Memories of skiing flickered in Claire’s mind and she pushed them away. She didn’t want to picture Michael skiing up and showering her in powder before smothering her in kisses. Nor did she want to remember the twelve-year-olds who had swooped round her on the blue runs as if the skis had been on their feet since birth. Much as she had enjoyed skiing, she had to admit she wasn’t a natural.

Claire arrived at the desk and smiled at the young woman waiting to check people in. She received a glittering grin in return, and felt some of the tension seep out of her shoulders. Following the directions, Claire went to pull on her snow trousers and jacket and locate her board. Maybe this won’t be so bad.



Claire glared at the child who had crashed into her, sending her sprawling in the snow.

“Sorry, Miss, I lost my balance.”

Fairness caused Claire to grin. “No apology needed, I’m not exactly getting the hang of it myself.”

“You’re doing great, Miss.”

The boy flipped onto his feet, tilted his board, and sailed off down the slope. Claire looked round, trying to work out how to get to her feet with as much elegance. She ached and her clothes were wet. This snow is far too real for my liking. Though at least it is soft.

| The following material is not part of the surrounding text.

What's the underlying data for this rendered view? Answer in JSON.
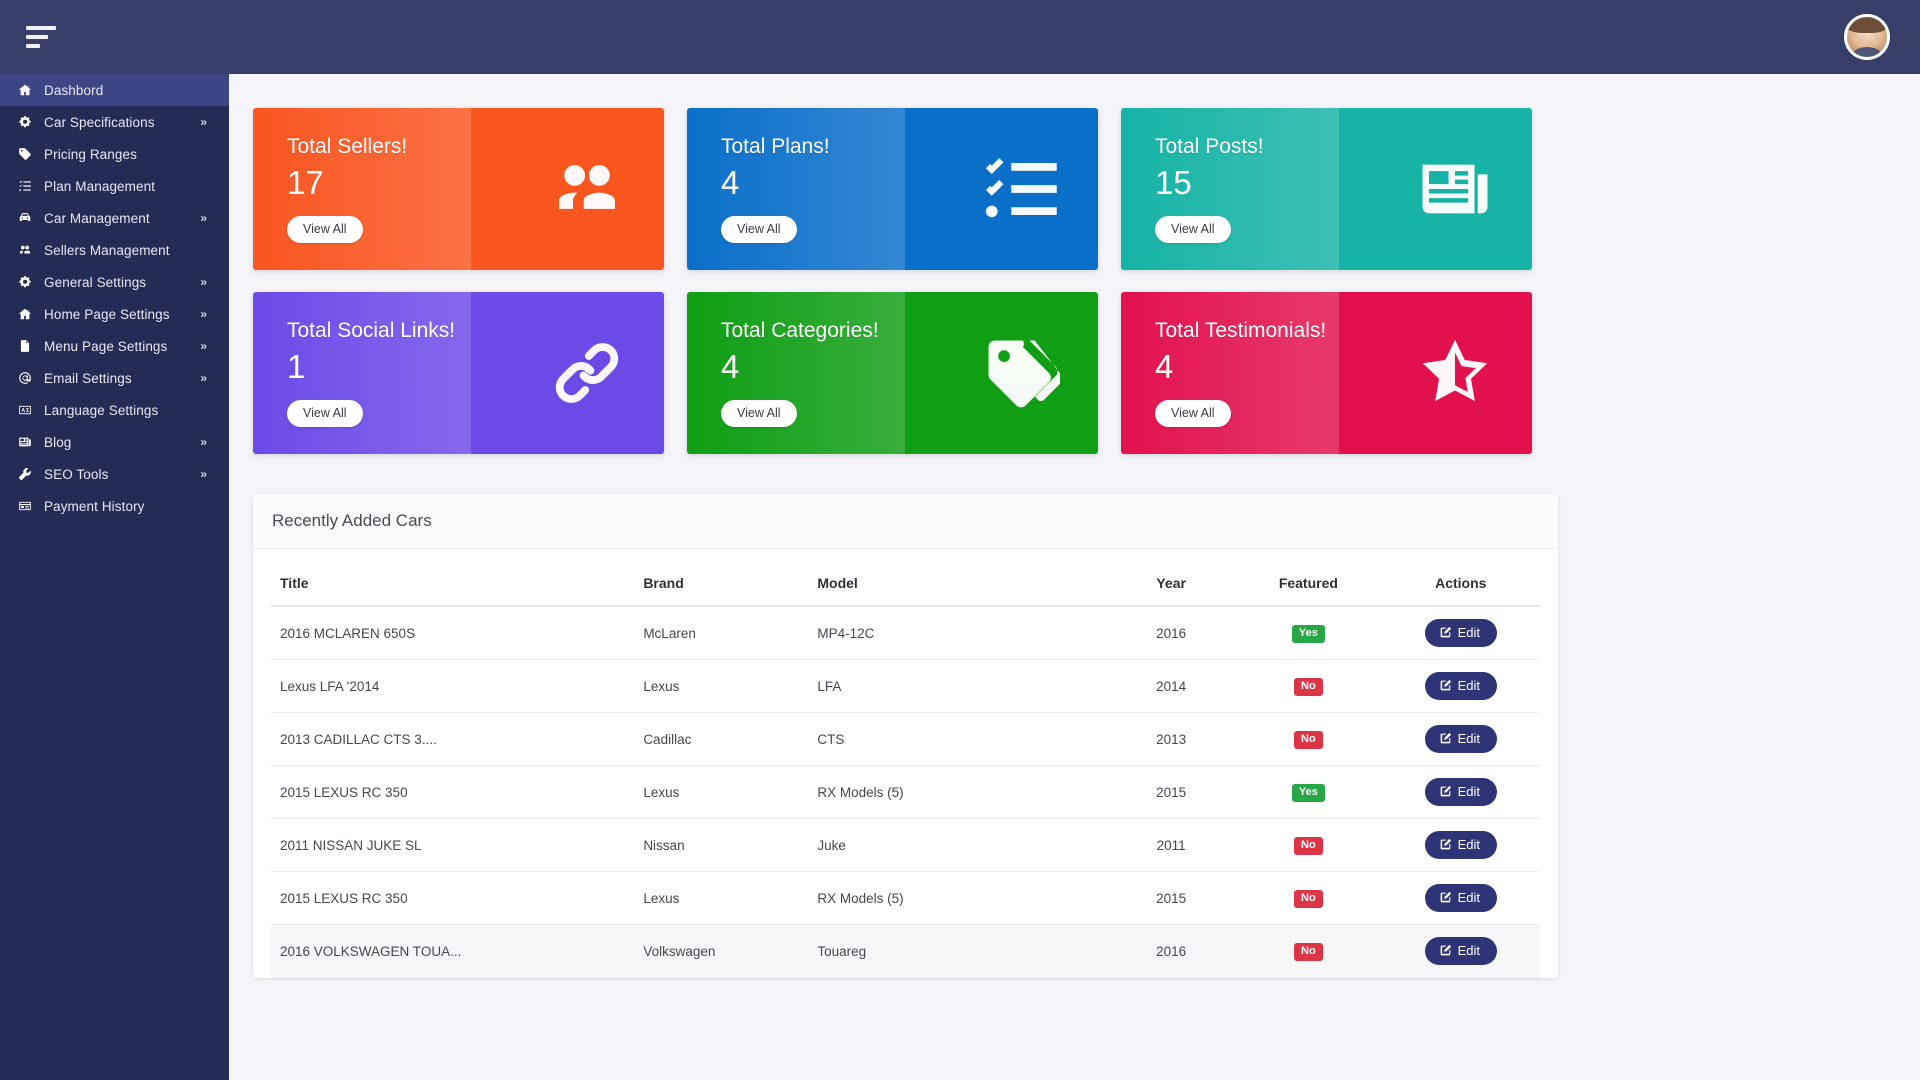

A whoosh behind her signalled the arrival of her coach. He held out an arm and Claire allowed herself to be pulled upright.

“Are you naturally clumsy, or just not awake?”

The words were said with humour but Claire bristled. We can’t all be born graceful.

“I’m used to skis,” she said, defensively, before regretting her words.

“Ah, yes, that figures. Nice safe option. Boring, but much easier.” He raised an eyebrow and Claire felt the ire build in her chest, warming her from the inside.

“I’m not done yet. I’ve only been here an hour.” She gritted her teeth, tilted the board, adjusted her bodyweight as instructed, and headed down the slope. For the first time since arriving she managed to remain upright.

Wow, this is amazing! Okay I begin to understand the hype. The words were barely formed in her mind before she lost her balance and landed heavily in the snow, her arm trapped awkwardly beneath her. Pain flooded through her mind like hot ice, and she screamed.